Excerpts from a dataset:
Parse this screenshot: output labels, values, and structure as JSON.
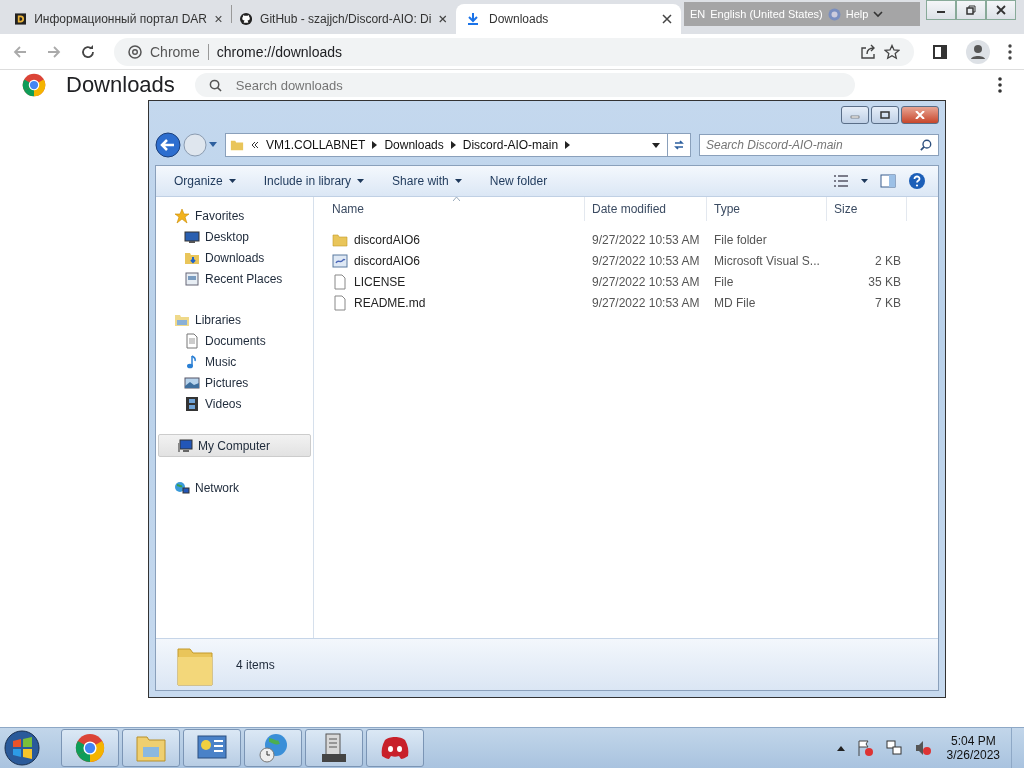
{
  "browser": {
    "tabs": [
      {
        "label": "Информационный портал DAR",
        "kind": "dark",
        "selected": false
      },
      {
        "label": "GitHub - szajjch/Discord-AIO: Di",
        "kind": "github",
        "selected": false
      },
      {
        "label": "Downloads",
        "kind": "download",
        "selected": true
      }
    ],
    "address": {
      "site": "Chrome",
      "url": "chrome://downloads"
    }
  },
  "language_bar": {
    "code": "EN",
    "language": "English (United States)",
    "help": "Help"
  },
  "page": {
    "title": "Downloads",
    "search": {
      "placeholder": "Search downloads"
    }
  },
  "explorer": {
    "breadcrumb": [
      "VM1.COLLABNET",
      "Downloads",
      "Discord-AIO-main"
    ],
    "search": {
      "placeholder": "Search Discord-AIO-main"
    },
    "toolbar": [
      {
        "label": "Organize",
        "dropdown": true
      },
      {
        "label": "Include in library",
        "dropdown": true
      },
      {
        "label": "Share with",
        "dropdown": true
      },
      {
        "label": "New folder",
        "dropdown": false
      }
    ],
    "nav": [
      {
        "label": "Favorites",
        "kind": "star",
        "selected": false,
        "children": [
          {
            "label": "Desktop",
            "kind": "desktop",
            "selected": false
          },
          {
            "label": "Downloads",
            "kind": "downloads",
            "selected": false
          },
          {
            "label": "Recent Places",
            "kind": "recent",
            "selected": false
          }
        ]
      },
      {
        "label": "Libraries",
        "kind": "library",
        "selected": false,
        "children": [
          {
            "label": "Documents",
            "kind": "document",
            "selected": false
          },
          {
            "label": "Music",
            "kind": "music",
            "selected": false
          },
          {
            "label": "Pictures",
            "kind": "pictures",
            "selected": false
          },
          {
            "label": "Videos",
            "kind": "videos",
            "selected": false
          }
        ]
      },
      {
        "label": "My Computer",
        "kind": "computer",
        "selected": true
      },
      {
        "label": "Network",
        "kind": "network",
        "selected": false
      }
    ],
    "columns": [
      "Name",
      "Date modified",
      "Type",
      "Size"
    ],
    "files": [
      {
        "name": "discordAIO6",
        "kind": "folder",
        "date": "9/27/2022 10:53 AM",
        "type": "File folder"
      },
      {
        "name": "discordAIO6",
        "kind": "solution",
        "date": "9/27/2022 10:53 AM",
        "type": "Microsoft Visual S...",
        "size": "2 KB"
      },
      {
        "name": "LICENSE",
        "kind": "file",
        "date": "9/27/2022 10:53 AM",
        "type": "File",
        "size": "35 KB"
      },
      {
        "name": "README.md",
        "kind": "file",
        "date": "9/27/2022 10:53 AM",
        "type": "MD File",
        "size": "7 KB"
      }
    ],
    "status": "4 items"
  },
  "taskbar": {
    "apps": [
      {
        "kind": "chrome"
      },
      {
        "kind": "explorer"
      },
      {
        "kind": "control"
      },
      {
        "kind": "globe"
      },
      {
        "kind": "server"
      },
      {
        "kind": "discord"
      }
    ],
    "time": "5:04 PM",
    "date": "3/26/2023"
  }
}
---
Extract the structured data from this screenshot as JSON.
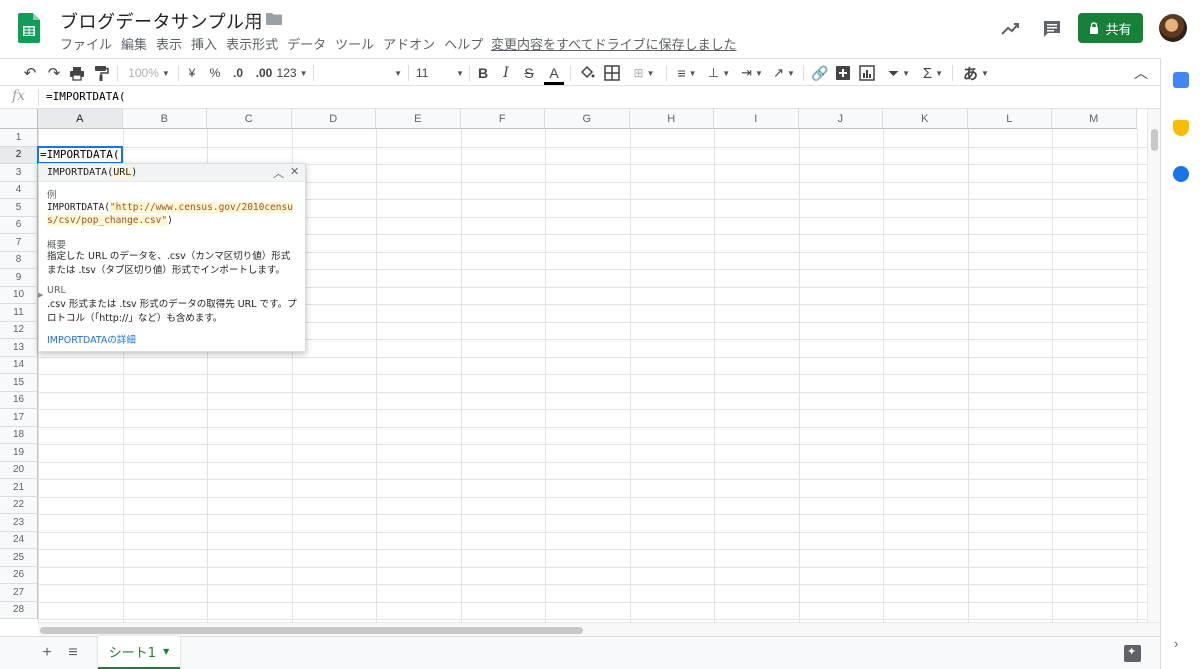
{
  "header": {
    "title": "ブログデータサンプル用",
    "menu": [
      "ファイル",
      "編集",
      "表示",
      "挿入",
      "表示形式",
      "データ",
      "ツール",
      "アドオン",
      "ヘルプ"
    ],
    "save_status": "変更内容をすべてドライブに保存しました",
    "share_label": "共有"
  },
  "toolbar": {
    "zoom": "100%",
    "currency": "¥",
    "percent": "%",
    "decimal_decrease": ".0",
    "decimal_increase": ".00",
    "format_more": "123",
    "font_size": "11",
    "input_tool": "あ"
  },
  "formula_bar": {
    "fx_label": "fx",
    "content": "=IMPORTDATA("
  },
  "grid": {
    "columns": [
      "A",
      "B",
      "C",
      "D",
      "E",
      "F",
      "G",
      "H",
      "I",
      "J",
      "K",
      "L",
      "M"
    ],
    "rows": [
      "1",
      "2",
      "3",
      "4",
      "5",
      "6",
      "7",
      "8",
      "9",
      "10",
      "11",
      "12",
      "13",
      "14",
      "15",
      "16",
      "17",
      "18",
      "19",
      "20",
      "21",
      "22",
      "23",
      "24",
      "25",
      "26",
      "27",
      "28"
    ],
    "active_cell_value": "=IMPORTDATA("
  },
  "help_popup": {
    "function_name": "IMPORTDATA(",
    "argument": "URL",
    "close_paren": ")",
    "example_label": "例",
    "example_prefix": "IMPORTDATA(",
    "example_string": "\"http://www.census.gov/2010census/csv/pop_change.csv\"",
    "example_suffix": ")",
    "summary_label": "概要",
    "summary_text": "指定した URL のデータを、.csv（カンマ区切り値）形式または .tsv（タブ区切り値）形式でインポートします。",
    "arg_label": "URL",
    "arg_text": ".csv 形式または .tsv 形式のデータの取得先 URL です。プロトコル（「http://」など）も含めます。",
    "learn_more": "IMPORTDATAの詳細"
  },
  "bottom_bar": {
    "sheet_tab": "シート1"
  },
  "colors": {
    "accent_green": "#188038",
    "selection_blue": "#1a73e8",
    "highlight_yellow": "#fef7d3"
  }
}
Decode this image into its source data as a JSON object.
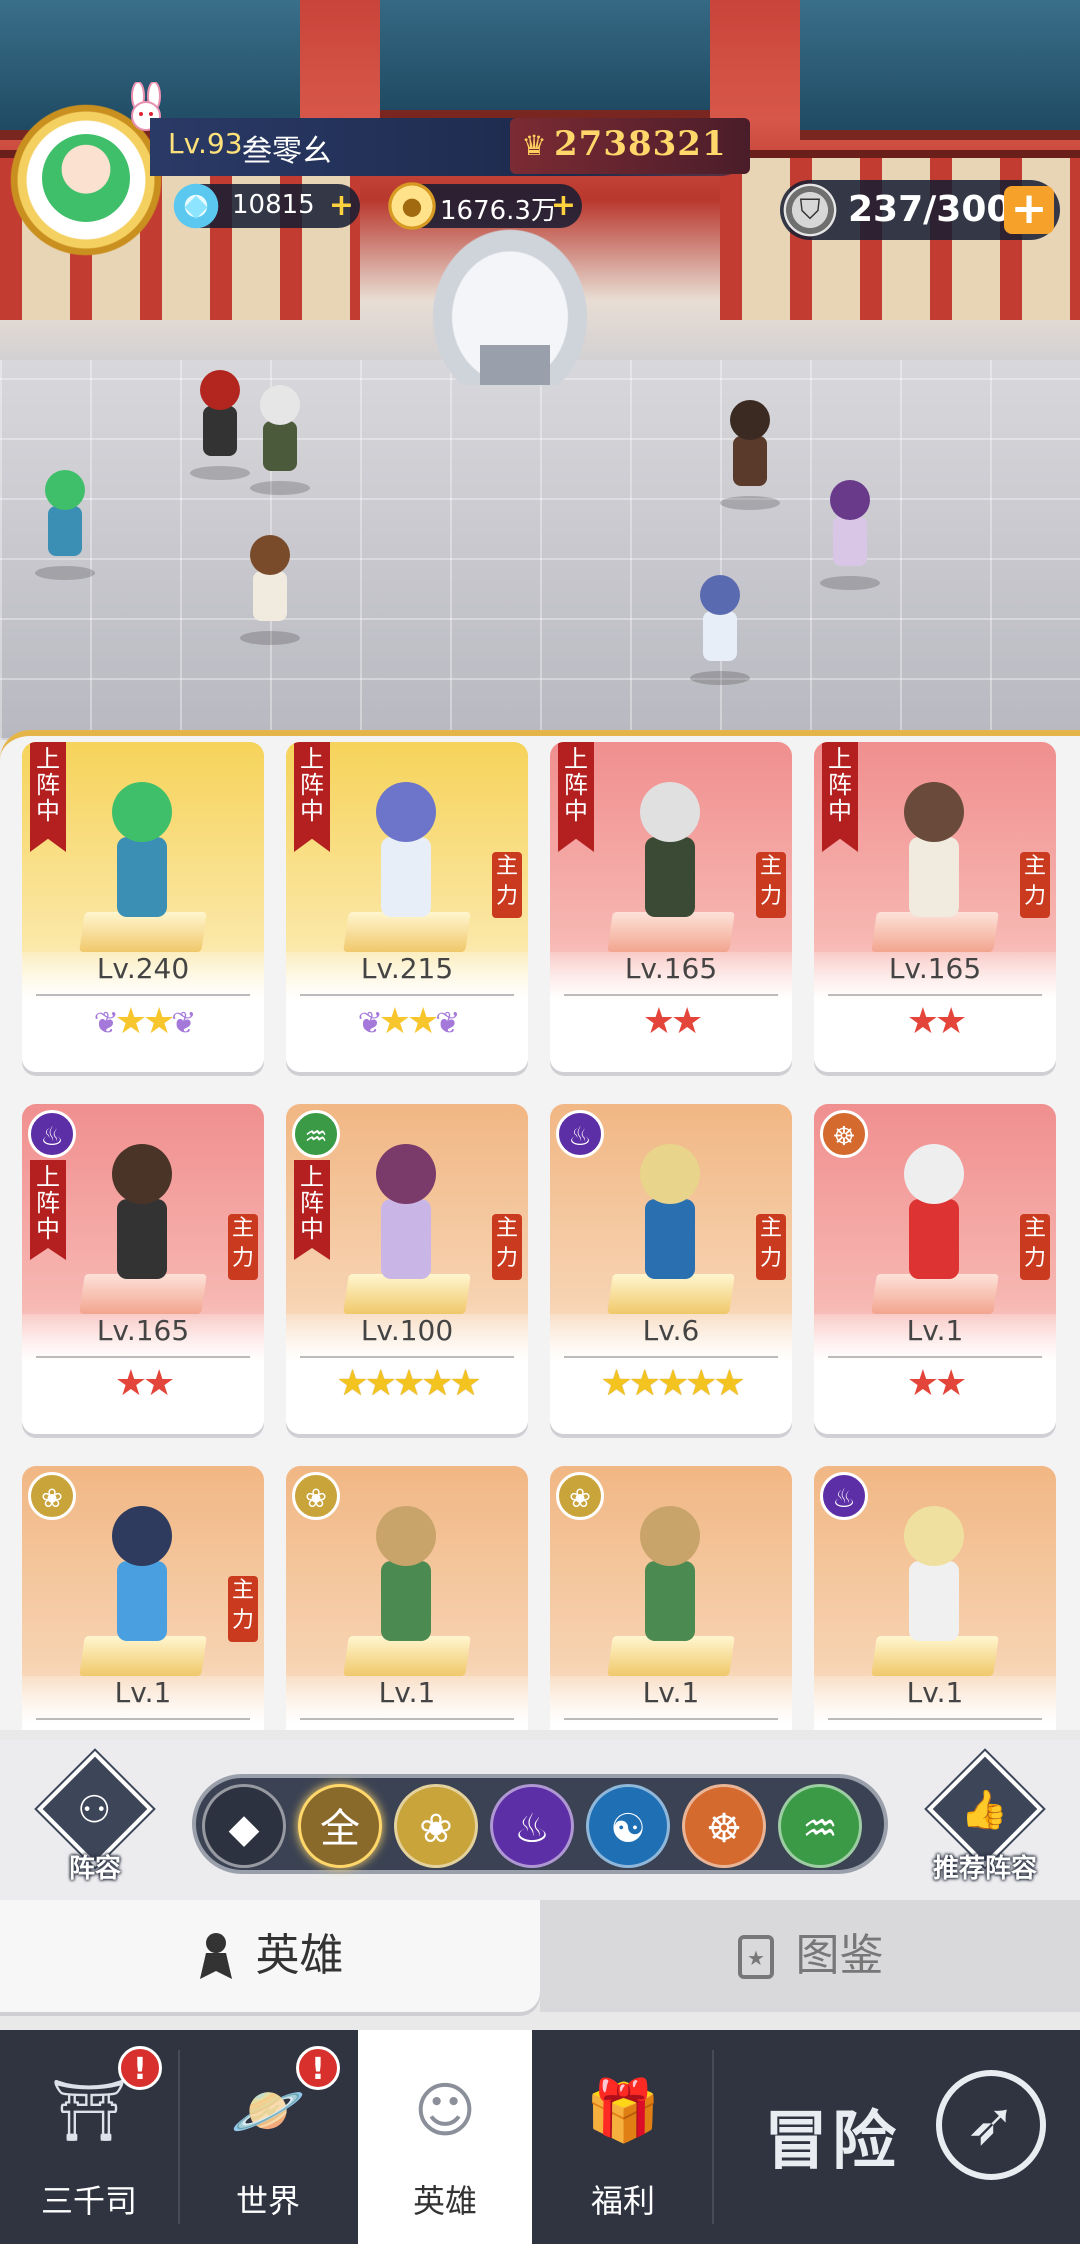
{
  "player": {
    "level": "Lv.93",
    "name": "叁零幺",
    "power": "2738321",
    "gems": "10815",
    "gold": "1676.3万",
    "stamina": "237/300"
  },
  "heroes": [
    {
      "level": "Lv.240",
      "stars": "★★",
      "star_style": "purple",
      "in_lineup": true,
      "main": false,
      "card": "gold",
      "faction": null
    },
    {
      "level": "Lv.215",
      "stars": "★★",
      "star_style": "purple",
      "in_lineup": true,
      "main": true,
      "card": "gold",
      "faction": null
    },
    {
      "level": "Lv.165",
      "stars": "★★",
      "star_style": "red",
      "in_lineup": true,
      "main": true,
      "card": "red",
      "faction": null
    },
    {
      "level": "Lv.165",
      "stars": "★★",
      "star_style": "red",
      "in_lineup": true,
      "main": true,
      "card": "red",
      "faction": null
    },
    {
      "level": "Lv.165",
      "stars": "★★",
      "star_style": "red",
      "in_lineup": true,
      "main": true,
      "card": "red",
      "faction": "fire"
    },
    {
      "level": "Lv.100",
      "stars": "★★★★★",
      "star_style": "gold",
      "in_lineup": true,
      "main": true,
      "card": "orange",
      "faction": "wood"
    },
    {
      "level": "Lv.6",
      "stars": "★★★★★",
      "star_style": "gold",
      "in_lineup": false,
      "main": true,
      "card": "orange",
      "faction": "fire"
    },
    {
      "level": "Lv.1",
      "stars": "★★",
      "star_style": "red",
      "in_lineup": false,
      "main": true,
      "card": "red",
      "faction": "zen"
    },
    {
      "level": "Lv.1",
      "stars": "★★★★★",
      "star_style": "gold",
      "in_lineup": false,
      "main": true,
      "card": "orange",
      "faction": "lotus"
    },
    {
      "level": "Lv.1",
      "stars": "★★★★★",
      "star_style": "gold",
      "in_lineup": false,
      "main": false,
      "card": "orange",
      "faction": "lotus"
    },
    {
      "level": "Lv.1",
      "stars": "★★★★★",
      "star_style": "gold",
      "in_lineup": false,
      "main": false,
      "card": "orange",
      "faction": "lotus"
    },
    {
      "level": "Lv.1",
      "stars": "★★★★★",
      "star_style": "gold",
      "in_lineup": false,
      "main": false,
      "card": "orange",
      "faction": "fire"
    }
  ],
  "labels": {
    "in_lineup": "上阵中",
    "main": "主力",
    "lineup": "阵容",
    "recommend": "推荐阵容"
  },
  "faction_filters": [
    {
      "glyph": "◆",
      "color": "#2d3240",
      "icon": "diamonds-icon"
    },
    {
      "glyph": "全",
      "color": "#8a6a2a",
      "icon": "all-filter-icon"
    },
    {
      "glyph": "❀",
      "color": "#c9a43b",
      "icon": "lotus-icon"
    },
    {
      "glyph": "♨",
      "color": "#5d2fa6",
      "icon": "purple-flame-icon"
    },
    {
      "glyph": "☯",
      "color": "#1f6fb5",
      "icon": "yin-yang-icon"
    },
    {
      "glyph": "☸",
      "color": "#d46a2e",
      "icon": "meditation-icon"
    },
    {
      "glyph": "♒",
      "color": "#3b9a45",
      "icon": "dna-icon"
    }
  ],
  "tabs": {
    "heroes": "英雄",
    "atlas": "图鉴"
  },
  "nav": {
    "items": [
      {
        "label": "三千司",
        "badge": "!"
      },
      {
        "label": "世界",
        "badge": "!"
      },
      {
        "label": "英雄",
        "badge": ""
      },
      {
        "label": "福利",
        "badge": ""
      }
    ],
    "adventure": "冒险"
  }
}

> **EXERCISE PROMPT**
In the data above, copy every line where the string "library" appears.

> **WRITTEN ANSWER**
        "label": "Include in library",
        "kind": "library",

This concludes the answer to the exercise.